AHDB has just published its Outlook for dairy markets in 2019. AHDB now turns their attention to forecasts for global milk supply in 2019.
Britain   Forecasts for growth in both US and EU milk production are modest
Estimates for milk production in the key producing regions for 2018 currently stand at nearly 290 billion litres, a 1.2% (3.4 billion litres) rise from 2017 levels.

Looking ahead into 2019, published forecasts suggest global milk production is expected to rise by about 1%, equivalent to an additional 2.8 billion litres. This is slightly less than the 1.2% growth seen this year, and remains in line with FAO’s estimated rate of growth in demand of 1.7% - 2.1% per annum.
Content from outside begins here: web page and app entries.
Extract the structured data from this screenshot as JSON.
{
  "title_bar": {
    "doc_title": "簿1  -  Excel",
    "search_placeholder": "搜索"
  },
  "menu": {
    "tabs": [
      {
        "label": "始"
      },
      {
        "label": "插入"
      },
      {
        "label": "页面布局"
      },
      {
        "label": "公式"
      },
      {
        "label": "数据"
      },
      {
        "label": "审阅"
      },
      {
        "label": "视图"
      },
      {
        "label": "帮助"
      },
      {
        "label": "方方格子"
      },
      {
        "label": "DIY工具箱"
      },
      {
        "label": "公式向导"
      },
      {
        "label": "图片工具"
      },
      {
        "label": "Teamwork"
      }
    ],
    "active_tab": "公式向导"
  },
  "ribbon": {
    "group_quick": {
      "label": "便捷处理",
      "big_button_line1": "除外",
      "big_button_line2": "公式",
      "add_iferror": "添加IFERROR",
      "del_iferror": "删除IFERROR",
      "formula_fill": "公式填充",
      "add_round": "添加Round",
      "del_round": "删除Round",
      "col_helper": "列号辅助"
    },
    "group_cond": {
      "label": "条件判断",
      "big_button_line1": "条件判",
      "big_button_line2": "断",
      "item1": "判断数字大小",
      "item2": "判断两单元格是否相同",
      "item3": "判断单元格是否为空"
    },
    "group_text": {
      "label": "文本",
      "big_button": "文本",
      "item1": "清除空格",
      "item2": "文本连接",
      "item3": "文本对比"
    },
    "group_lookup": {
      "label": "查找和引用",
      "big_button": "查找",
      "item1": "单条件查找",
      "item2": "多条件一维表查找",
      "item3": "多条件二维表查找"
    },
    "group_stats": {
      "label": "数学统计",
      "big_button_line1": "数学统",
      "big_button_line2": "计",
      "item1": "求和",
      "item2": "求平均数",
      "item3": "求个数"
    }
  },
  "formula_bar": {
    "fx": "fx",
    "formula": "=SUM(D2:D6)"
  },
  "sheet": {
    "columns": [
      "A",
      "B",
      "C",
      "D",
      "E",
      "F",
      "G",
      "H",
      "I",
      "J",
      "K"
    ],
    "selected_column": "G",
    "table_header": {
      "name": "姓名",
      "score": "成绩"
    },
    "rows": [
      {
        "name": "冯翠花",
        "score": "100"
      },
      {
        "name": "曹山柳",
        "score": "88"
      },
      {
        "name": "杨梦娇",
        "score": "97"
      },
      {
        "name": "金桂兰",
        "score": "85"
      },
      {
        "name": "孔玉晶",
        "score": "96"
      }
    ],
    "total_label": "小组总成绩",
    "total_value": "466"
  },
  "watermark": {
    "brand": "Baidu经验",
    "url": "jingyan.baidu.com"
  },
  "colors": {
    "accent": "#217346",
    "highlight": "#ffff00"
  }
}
Forecasts for growth in both US and EU milk production are modest at 1.0% and 0.9% respectively. In the EU, the lingering effects of the 2018 drought are expected to limit growth in EU milk production, due to a lack of quality feed, high input costs and potentially higher slaughtering rates. Meanwhile, pressure on margins in the US look set to continue, although partially offset by higher yields.

Australian forecasts meanwhile indicate that the rate of decline in production is likely to continue. Pressure on producer margins from high feed costs and low farmgate prices are not expected to ease, leading to further culling of the dairy herd.

The forecasts for New Zealand and Argentina are the most dependant on weather conditions, and therefore have the highest level of uncertainty. Argentina has seen strong growth in milk production in 2018 despite challenging economic conditions impacting production costs. Forecasts for 2019 remain positive, but are dependent on weather conditions remaining favourable to sustain fodder availability and strong export performance to counter weak domestic demand.

The forecast for New Zealand production is relatively modest at 0.5%. Exceptional seasonal conditions in 2018 boosted milk production, with the seasonal peak in October reaching a new record. These weather events are unlikely to repeat in 2019, so production is unlikely to match the volumes seen in 2018.